1.    A Good Lawyer

Well, well, well…big surprise here.  A lawyer recommending you hire a lawyer.  Seriously, lawyers who focus on family law are a little jaded to the day to day drama of family division.  While highly sensitive to the needs of my clients, I know when something is just a big deal to you at this moment or whether it is really a game changer that has to be dealt with or your rights will suffer.  I can explain why you should or should not be concerned about things that happen and in this way keep you calmer and more rational when making important decisions that will affect you down the road.

 

2.     A Sense of Humor

While grieving the loss of a relationship it may seem inappropriate to laugh, but really the best humor gets at our deepest feelings so if something strikes you as a little off or funny it probably means you have stumbled on a kernel of truth about your situation.  Cherish it and laugh.  The act of releasing tension that laughter allows will help break the cycle of anger and concern you may feel at other times in the process.

 

3.      Put It in Writing

Writing is cathartic.  The physical act of typing on keys or writing with pencil or pan and paper helps us let go of our feelings and release them.  It also helps organize our thoughts.  Often the mind becomes cluttered with thoughts seemingly flying around in a tornado of emotion.  Writing down the thoughts let’s us see them clearly or gets them out of our minds to make room for new ideas.  If you are working on money or child custody issues, writing down financial information or custody schedule information can assist your lawyer or the court in helping you come to a settlement where if the ideas were just vague in your mind they might not be as helpful.  So put it in writing.  You will feel better.

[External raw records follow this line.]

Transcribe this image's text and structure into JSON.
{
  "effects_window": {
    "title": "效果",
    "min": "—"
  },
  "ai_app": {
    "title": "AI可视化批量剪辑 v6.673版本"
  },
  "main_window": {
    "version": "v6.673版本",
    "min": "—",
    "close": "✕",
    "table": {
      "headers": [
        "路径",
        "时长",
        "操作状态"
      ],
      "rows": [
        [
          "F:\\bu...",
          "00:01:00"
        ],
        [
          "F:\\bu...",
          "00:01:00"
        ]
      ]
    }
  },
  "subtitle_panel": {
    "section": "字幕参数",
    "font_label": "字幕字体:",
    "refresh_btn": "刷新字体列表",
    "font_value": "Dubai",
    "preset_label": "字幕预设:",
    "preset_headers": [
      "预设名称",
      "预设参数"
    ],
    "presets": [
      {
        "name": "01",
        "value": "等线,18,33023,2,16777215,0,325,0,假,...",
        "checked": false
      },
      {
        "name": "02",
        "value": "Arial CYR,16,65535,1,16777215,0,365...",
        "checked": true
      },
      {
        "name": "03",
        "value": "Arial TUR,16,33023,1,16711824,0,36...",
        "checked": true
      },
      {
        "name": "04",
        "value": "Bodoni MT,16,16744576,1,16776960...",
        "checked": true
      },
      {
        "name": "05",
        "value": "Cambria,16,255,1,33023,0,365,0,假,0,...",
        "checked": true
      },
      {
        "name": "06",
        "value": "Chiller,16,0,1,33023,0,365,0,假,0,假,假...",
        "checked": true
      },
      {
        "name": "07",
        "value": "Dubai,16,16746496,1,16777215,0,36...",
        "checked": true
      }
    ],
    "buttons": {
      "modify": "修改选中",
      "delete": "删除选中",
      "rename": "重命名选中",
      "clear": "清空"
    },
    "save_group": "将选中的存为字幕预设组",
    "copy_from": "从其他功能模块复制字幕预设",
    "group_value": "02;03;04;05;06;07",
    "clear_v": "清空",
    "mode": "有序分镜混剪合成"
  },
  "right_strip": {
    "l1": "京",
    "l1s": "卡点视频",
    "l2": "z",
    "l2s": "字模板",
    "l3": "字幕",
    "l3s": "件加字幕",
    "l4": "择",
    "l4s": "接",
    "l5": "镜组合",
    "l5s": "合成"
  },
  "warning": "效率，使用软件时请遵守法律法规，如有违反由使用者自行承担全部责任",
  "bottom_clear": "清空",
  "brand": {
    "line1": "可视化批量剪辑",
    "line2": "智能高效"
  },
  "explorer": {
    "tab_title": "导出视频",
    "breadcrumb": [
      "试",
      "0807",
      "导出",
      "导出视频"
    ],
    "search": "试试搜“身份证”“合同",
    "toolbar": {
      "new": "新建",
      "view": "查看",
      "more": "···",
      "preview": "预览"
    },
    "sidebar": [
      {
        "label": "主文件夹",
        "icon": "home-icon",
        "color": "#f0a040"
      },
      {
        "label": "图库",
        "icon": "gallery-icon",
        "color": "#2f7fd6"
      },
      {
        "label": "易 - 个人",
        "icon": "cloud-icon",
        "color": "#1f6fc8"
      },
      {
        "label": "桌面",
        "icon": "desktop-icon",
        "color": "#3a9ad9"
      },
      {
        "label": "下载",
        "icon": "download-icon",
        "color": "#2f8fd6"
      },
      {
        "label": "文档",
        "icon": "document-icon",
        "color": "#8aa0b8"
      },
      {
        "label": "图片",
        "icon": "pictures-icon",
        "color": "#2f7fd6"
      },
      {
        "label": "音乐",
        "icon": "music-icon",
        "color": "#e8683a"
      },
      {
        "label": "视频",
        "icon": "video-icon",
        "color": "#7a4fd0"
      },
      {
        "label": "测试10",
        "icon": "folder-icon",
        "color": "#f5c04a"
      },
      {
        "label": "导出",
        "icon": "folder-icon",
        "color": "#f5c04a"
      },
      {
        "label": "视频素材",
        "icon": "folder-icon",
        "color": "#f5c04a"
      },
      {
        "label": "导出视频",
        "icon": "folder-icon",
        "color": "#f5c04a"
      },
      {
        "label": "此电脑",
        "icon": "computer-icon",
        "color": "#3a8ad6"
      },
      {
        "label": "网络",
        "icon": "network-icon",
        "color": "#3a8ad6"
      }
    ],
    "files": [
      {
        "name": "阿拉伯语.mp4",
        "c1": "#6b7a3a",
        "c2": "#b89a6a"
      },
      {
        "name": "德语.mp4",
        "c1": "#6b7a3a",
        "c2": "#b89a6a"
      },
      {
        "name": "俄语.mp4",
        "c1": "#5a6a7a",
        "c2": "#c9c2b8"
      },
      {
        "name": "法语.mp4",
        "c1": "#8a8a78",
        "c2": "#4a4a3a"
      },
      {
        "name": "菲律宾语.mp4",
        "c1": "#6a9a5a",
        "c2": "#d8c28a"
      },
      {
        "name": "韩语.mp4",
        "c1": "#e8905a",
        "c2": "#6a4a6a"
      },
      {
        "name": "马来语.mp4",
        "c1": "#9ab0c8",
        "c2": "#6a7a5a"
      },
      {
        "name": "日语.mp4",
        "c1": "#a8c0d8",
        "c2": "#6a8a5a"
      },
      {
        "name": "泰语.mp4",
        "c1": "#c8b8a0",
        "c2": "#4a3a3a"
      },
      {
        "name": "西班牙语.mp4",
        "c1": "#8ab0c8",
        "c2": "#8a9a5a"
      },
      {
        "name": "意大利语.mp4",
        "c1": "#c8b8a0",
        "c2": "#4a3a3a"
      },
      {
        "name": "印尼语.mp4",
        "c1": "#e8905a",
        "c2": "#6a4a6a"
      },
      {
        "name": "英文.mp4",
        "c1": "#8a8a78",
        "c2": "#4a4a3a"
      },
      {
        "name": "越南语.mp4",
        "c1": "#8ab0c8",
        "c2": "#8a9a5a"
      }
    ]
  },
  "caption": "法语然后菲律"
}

4.     Reach Out

Seek support wherever and whenever you can.  The world is full of people who can help you but they can’t do it if you don’t make your needs known.  Talk to people and share a little bit about the challenges you face and you will soon have ideas on next steps to take.  Churches, hospitals, and other organizations have support groups that often meet free of charge.  Seek professional help from a mental health provider if you are feeling especially stressed or unable to manage your emotional issues.

5.  Don’t Neglect the Things You Enjoyed Before You Started The Divorce Process

If you have hobbies or interests, stay with them.  There is this tendency with people if they are in upheaval to abandon ordinary things in their lives that give them pleasure and happiness.  They let the big event take over everything.  Take time out for yourself.  Read, paint, draw, make or listen to music, write, take photographs, scrapbook, cook…whatever it is.  Gardening and being out in nature are especially good for the spirit if you have access to these activities.  Remember there was life before the divorce and there will be life after, therefore there must also be some living during the process.